--- Directions ---
All entries must be extracted exactly, with nothing added or dropped.

--- Material provided ---
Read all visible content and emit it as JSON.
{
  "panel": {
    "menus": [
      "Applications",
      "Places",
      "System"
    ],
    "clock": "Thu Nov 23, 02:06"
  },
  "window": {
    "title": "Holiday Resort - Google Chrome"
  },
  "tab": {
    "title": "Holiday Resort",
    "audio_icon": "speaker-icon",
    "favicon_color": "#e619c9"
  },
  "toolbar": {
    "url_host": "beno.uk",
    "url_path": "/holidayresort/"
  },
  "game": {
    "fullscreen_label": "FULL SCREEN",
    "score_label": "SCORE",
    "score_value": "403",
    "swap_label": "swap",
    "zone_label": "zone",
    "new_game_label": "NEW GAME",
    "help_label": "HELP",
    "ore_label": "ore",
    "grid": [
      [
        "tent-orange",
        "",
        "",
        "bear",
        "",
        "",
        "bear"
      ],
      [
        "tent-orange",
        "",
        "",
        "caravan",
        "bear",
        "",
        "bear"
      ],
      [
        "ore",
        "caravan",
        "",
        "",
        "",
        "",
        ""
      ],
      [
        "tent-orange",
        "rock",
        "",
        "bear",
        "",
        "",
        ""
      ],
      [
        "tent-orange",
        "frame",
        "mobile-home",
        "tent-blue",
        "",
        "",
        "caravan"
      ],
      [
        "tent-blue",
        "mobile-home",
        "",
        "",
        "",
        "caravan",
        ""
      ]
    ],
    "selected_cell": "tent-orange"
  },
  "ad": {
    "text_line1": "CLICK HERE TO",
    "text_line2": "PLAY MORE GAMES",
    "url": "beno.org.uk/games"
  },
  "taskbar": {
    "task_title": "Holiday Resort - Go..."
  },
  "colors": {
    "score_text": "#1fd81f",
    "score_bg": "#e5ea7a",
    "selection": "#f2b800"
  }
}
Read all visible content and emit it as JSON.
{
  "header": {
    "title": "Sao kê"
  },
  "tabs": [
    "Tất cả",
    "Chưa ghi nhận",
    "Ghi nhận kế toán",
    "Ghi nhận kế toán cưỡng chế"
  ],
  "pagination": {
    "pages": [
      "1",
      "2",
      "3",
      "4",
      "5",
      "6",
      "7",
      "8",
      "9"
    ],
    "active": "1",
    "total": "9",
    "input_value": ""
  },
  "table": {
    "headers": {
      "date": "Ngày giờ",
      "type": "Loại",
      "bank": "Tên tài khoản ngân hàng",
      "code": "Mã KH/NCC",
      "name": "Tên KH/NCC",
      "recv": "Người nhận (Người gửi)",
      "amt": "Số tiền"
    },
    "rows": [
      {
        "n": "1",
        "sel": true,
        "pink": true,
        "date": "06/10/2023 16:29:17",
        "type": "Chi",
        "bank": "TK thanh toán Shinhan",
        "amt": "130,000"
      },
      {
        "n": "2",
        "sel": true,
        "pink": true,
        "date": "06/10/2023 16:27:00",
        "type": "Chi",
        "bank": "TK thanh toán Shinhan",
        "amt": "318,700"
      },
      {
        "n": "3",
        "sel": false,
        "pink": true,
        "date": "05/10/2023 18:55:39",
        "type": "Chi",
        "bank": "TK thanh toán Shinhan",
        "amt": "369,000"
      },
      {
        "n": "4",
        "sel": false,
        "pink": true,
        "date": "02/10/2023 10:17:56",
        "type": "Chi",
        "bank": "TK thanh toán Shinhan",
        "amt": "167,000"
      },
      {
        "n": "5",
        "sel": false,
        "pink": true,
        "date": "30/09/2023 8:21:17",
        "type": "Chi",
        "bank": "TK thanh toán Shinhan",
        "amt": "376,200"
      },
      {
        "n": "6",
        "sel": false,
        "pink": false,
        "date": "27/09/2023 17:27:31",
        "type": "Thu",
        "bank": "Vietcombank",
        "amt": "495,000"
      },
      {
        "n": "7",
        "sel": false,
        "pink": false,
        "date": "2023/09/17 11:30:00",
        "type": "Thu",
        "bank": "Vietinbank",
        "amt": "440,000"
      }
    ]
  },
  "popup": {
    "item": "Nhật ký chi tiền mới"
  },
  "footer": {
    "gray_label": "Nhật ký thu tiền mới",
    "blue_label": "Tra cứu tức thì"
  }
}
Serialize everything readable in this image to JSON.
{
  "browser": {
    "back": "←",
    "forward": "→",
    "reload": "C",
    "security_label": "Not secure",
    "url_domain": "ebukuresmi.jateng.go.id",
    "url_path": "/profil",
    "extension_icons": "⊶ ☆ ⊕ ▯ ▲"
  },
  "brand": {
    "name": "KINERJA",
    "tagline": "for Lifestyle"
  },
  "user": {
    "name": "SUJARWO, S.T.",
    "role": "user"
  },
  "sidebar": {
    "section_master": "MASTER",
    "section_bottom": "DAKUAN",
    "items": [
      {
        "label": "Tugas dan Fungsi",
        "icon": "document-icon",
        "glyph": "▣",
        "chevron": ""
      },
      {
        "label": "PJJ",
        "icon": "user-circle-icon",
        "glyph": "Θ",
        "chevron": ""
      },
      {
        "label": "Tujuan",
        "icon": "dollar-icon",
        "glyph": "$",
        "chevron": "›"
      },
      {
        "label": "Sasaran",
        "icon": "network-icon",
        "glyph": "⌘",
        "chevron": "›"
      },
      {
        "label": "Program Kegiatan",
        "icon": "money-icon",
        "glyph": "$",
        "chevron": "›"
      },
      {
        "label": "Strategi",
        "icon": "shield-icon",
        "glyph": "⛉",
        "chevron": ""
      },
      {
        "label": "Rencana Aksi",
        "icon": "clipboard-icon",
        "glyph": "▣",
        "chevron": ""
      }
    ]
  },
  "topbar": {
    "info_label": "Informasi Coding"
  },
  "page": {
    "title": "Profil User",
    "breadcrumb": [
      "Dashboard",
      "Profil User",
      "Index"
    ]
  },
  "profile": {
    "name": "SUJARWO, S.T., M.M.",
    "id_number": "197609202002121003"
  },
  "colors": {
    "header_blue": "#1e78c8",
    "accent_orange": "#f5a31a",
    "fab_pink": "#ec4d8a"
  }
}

--- Solution ---
Read all visible content and emit it as JSON.
{
  "panel": {
    "menus": [
      "Applications",
      "Places",
      "System"
    ],
    "clock": "Thu Nov 23, 02:06"
  },
  "window": {
    "title": "Holiday Resort - Google Chrome"
  },
  "tab": {
    "title": "Holiday Resort",
    "audio_icon": "speaker-icon",
    "favicon_color": "#e619c9"
  },
  "toolbar": {
    "url_host": "beno.uk",
    "url_path": "/holidayresort/"
  },
  "game": {
    "fullscreen_label": "FULL SCREEN",
    "score_label": "SCORE",
    "score_value": "403",
    "swap_label": "swap",
    "zone_label": "zone",
    "new_game_label": "NEW GAME",
    "help_label": "HELP",
    "ore_label": "ore",
    "grid": [
      [
        "tent-orange",
        "",
        "",
        "bear",
        "",
        "",
        "bear"
      ],
      [
        "tent-orange",
        "",
        "",
        "caravan",
        "bear",
        "",
        "bear"
      ],
      [
        "ore",
        "caravan",
        "",
        "",
        "",
        "",
        ""
      ],
      [
        "tent-orange",
        "rock",
        "",
        "bear",
        "",
        "",
        ""
      ],
      [
        "tent-orange",
        "frame",
        "mobile-home",
        "tent-blue",
        "",
        "",
        "caravan"
      ],
      [
        "tent-blue",
        "mobile-home",
        "",
        "",
        "",
        "caravan",
        ""
      ]
    ],
    "selected_cell": "tent-orange"
  },
  "ad": {
    "text_line1": "CLICK HERE TO",
    "text_line2": "PLAY MORE GAMES",
    "url": "beno.org.uk/games"
  },
  "taskbar": {
    "task_title": "Holiday Resort - Go..."
  },
  "colors": {
    "score_text": "#1fd81f",
    "score_bg": "#e5ea7a",
    "selection": "#f2b800"
  }
}
Read all visible content and emit it as JSON.
{
  "header": {
    "title": "Sao kê"
  },
  "tabs": [
    "Tất cả",
    "Chưa ghi nhận",
    "Ghi nhận kế toán",
    "Ghi nhận kế toán cưỡng chế"
  ],
  "pagination": {
    "pages": [
      "1",
      "2",
      "3",
      "4",
      "5",
      "6",
      "7",
      "8",
      "9"
    ],
    "active": "1",
    "total": "9",
    "input_value": ""
  },
  "table": {
    "headers": {
      "date": "Ngày giờ",
      "type": "Loại",
      "bank": "Tên tài khoản ngân hàng",
      "code": "Mã KH/NCC",
      "name": "Tên KH/NCC",
      "recv": "Người nhận (Người gửi)",
      "amt": "Số tiền"
    },
    "rows": [
      {
        "n": "1",
        "sel": true,
        "pink": true,
        "date": "06/10/2023 16:29:17",
        "type": "Chi",
        "bank": "TK thanh toán Shinhan",
        "amt": "130,000"
      },
      {
        "n": "2",
        "sel": true,
        "pink": true,
        "date": "06/10/2023 16:27:00",
        "type": "Chi",
        "bank": "TK thanh toán Shinhan",
        "amt": "318,700"
      },
      {
        "n": "3",
        "sel": false,
        "pink": true,
        "date": "05/10/2023 18:55:39",
        "type": "Chi",
        "bank": "TK thanh toán Shinhan",
        "amt": "369,000"
      },
      {
        "n": "4",
        "sel": false,
        "pink": true,
        "date": "02/10/2023 10:17:56",
        "type": "Chi",
        "bank": "TK thanh toán Shinhan",
        "amt": "167,000"
      },
      {
        "n": "5",
        "sel": false,
        "pink": true,
        "date": "30/09/2023 8:21:17",
        "type": "Chi",
        "bank": "TK thanh toán Shinhan",
        "amt": "376,200"
      },
      {
        "n": "6",
        "sel": false,
        "pink": false,
        "date": "27/09/2023 17:27:31",
        "type": "Thu",
        "bank": "Vietcombank",
        "amt": "495,000"
      },
      {
        "n": "7",
        "sel": false,
        "pink": false,
        "date": "2023/09/17 11:30:00",
        "type": "Thu",
        "bank": "Vietinbank",
        "amt": "440,000"
      }
    ]
  },
  "popup": {
    "item": "Nhật ký chi tiền mới"
  },
  "footer": {
    "gray_label": "Nhật ký thu tiền mới",
    "blue_label": "Tra cứu tức thì"
  }
}
Serialize everything readable in this image to JSON.
{
  "browser": {
    "back": "←",
    "forward": "→",
    "reload": "C",
    "security_label": "Not secure",
    "url_domain": "ebukuresmi.jateng.go.id",
    "url_path": "/profil",
    "extension_icons": "⊶ ☆ ⊕ ▯ ▲"
  },
  "brand": {
    "name": "KINERJA",
    "tagline": "for Lifestyle"
  },
  "user": {
    "name": "SUJARWO, S.T.",
    "role": "user"
  },
  "sidebar": {
    "section_master": "MASTER",
    "section_bottom": "DAKUAN",
    "items": [
      {
        "label": "Tugas dan Fungsi",
        "icon": "document-icon",
        "glyph": "▣",
        "chevron": ""
      },
      {
        "label": "PJJ",
        "icon": "user-circle-icon",
        "glyph": "Θ",
        "chevron": ""
      },
      {
        "label": "Tujuan",
        "icon": "dollar-icon",
        "glyph": "$",
        "chevron": "›"
      },
      {
        "label": "Sasaran",
        "icon": "network-icon",
        "glyph": "⌘",
        "chevron": "›"
      },
      {
        "label": "Program Kegiatan",
        "icon": "money-icon",
        "glyph": "$",
        "chevron": "›"
      },
      {
        "label": "Strategi",
        "icon": "shield-icon",
        "glyph": "⛉",
        "chevron": ""
      },
      {
        "label": "Rencana Aksi",
        "icon": "clipboard-icon",
        "glyph": "▣",
        "chevron": ""
      }
    ]
  },
  "topbar": {
    "info_label": "Informasi Coding"
  },
  "page": {
    "title": "Profil User",
    "breadcrumb": [
      "Dashboard",
      "Profil User",
      "Index"
    ]
  },
  "profile": {
    "name": "SUJARWO, S.T., M.M.",
    "id_number": "197609202002121003"
  },
  "colors": {
    "header_blue": "#1e78c8",
    "accent_orange": "#f5a31a",
    "fab_pink": "#ec4d8a"
  }
}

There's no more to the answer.